DHAKA, Aug 23, 2016 (BSS) - Speakers at a workshop today underscored the need for enhanced cooperation between public and private sectors to reduce loss due to recurrent disasters that have caused deaths of nearly two lakh people and financial damages of nearly Taka 50,000 crore over the last two decades.
Amid apprehension of increased intensity of disaster in future due to the impact of climate change, the country needs huge investment by 2050 to face the natural calamity and that's why collaboration between government and non-government organizations is essential, they said at the workshop in PKSF auditorium here.
Palli Karma Sahayak Foundation (PKSF), a leading development organization which is working with more than 200 different NGO's through its 8,000 branches in the country, organized the workshop on "GO-NGO Cooperation in Disaster Management: Bangladesh Context" with its Chairman Dr Qazi Kholiquzzaman Ahmad in the chair.
PKSF Managing Director Md Abdul Karim gave the welcome address while Disaster Management and Relief Secretary Md Shah Kamal spoke as the chief guest.
Terming Bangladesh as the role model in disaster management, Disaster Management and Relief secretary said, "We have developed an effective disaster management plan, but collaboration between GOs and NGOs could be made for raising awareness among the people."
"Even, the government has to invest more for building infrastructure as the government investment side by side the private sector investment is required for addressing the widespread disasters like earthquake and lightening, said the disaster secretary.
To face the natural calamity, construction of an additional 2,930 cyclone shelters will be needed by 2050 at an estimated cost of US $628 million," said Md Fazlul Kader, Deputy Managing Director of PKSF while presenting keynote paper at the workshop.
Besides, flood control measures could need US$ 2,671 million in investment costs and US$ 54 million in annual recurrent costs up to 2050, said he.
On the other hand, climate change is expected to result in 3.9 percent decline in rice production each year, or a cumulative total of 80 million tonnes over the period between 2005 and 2050, the workshop was told.
Under the circumstances, there is an ample scope to involve the network of the NGO's for more investment along with the support from the government to save the livelihood of the people living in the disaster prone areas, said Abdul Karim, Managing Director of PKSF.
The government can utilize the extensive network of NGOs for the training and awareness programme at the grassroots, he said.
Along with government efforts, the PKSF has provided financial aid of nearly Taka 450 crore for emergency relief, rehabilitation and reorganizing of livelihood to the flood affected people through implementing different projects and programmes since 1998, said PKSF Chairman Dr Kholiquzzaman Ahmad.

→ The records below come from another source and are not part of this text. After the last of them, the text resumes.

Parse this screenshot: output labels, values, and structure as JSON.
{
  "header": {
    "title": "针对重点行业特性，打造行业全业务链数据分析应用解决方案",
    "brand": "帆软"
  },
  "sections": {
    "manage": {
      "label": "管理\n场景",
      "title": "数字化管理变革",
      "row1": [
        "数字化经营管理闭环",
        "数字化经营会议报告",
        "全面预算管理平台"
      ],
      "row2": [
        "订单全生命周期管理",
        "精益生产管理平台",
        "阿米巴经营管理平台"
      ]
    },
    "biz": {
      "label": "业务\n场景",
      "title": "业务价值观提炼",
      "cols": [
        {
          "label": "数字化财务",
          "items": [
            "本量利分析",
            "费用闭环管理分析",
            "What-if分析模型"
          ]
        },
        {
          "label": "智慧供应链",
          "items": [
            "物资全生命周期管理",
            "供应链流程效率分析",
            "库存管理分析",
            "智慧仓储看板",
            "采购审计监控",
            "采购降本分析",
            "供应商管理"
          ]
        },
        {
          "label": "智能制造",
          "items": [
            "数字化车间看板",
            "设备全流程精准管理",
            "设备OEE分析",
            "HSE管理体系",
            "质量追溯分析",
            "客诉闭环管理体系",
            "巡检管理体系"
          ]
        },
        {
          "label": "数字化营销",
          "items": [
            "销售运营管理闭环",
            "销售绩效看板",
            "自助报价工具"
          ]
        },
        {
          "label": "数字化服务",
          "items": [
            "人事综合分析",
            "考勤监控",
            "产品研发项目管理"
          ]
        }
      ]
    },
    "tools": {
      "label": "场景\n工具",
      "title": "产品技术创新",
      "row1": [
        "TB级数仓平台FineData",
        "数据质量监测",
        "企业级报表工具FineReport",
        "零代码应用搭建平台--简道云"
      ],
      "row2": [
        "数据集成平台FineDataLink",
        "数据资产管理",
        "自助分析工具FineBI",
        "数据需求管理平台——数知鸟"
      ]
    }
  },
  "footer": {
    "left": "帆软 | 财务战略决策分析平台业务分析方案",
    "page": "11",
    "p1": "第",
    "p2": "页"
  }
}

Ruling out the NGO activities through the microcredit, the PKSF chairman told the function that "the microcredit basically did nothing for the welfare of the people as they have no comprehensive plan to bring out people from the vicious cycle of poverty."
Officials of the ministry and representatives of NGO's, among others, were present at the workshop.